Background: Traditionally, surgery for endometrial cancer (hysterectomy with removal of both fallopian tubes and ovaries) is performed through laparotomy. It has been suggested that the laparoscopic approach is associated with a reduction in operative morbidity. Over the last 10 to 15 years there has been a steady increase of laparoscopy for endometrial cancer. This review investigates the evidence of benefits and harms of laparoscopic surgery compared with laparotomy for presumed early stage endometrial cancer.
Objectives: To compare the overall survival (OS) and disease‐free survival (DFS) for laparoscopic surgery versus laparotomy in women with presumed early stage endometrial cancer.

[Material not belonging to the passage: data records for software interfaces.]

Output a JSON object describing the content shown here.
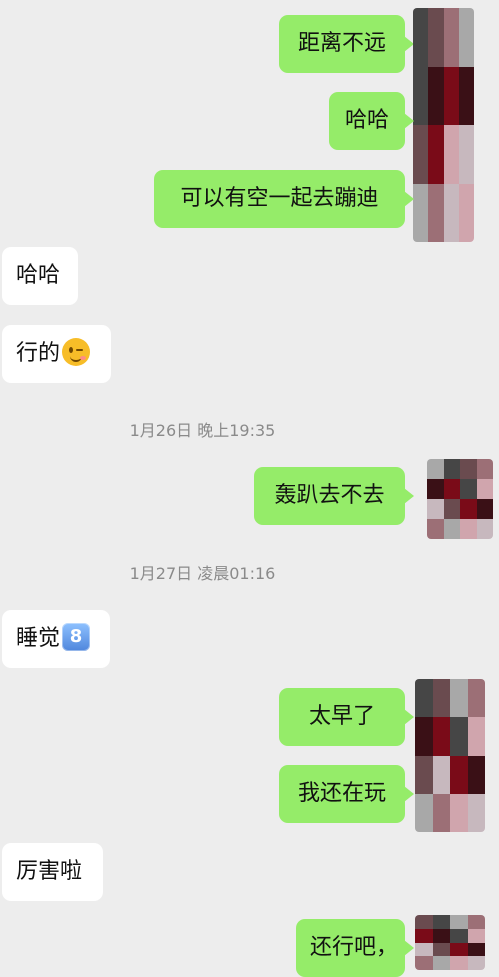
{
  "messages": [
    {
      "side": "out",
      "text": "距离不远"
    },
    {
      "side": "out",
      "text": "哈哈"
    },
    {
      "side": "out",
      "text": "可以有空一起去蹦迪"
    },
    {
      "side": "in",
      "text": "哈哈"
    },
    {
      "side": "in",
      "text": "行的",
      "emoji": "winking-face-icon"
    },
    {
      "side": "time",
      "text": "1月26日 晚上19:35"
    },
    {
      "side": "out",
      "text": "轰趴去不去"
    },
    {
      "side": "time",
      "text": "1月27日 凌晨01:16"
    },
    {
      "side": "in",
      "text": "睡觉",
      "emoji": "keycap-8-icon",
      "emoji_text": "8"
    },
    {
      "side": "out",
      "text": "太早了"
    },
    {
      "side": "out",
      "text": "我还在玩"
    },
    {
      "side": "in",
      "text": "厉害啦"
    },
    {
      "side": "out",
      "text": "还行吧，"
    }
  ],
  "theme": {
    "background": "#ededed",
    "outgoing": "#95ec69",
    "incoming": "#ffffff",
    "time": "#8a8a8a"
  },
  "avatar": {
    "semantic": "blurred-avatar-icon",
    "palette": [
      "#464646",
      "#6a4b4f",
      "#9c6f76",
      "#d0a5ad",
      "#7a0b18",
      "#3a1016",
      "#a8a8a8",
      "#c7b8be"
    ]
  }
}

Search methods: We searched the Cochrane Gynaecological Cancer Group Trials Register, Cochrane Central Register of Controlled Trials (CENTRAL) Issue 3, 2012, MEDLINE, EMBASE and CINAHL up to April 2012. We also searched registers of clinical trials, abstracts of scientific meetings, and reference lists of included studies. Trial registers we searched included NHMRC Clinical Trials Register, UKCCCR Register of Cancer Trials, Meta‐Register and Physician Data Query Protocol, as well as abstracts of scientific meetings.
Selection criteria: Randomised controlled trials (RCTs) comparing laparoscopy and laparotomy for early stage endometrial cancer.
Data collection and analysis: We independently abstracted data and assessed risk of bias. Hazard ratios (HRs) were used for OS and recurrence‐free survival (RFS), risk ratios (RR) for severe adverse events and the mean difference (MD) method was used for continuous outcomes in women who received laparoscopy or laparotomy and these were then pooled in random‐effects meta‐analyses.
Main results: Eight RCTs comparing laparoscopy with laparotomy for the surgical management of early stage endometrial cancer were identified.
All eight trials met the inclusion criteria, 3644 women were assessed at the end of the trials. Three trials assessing 359 participants with early stage endometrial cancer, found no statistically significant difference in the risk of death and disease or recurrence between women who underwent laparoscopy and those who underwent laparotomy (HR = 1.14, 95% confidence interval (CI): 0.62 to 2.10) and HR = 1.13, 95% CI: 0.90 to 1.42 for OS and RFS respectively). There was no statistically significant difference in the rate of peri‐operative death, women requiring a blood transfusion, and bladder, ureteric, bowel and vascular injury. However, a meta‐analysis of two trials found that women in the laparoscopy group lost significantly less blood than those in the laparotomy group (MD = ‐106.82 mL, 95% CI: ‐141.59 to ‐72.06). A further meta‐analysis of two trials, which assessed 2923 women and included one very large trial of over 2500 participants, found that the rate of severe post‐operative adverse events was significantly lower in the laparoscopy group compared with the laparotomy group (RR = 0.58, 95% CI: 0.37 to 0.91). The large trial did not give a breakdown of these severe post‐operative adverse events into different adverse event categories. Most trials were at moderate risk of bias. Hospital stay was reported in all of the trials and results show that on average, laparoscopy was associated with a significantly shorter hospital stay.
Authors’ conclusions: This review has found evidence to support the role of laparoscopy for the management of early endometrial cancer.
For presumed early stage primary endometrioid adenocarcinoma of the endometrium, laparoscopy is associated with similar overall and disease‐free survival. Laparoscopy is associated with reduced operative morbidity and hospital stay. There is no significant difference in severe post‐operative morbidity between the two modalities.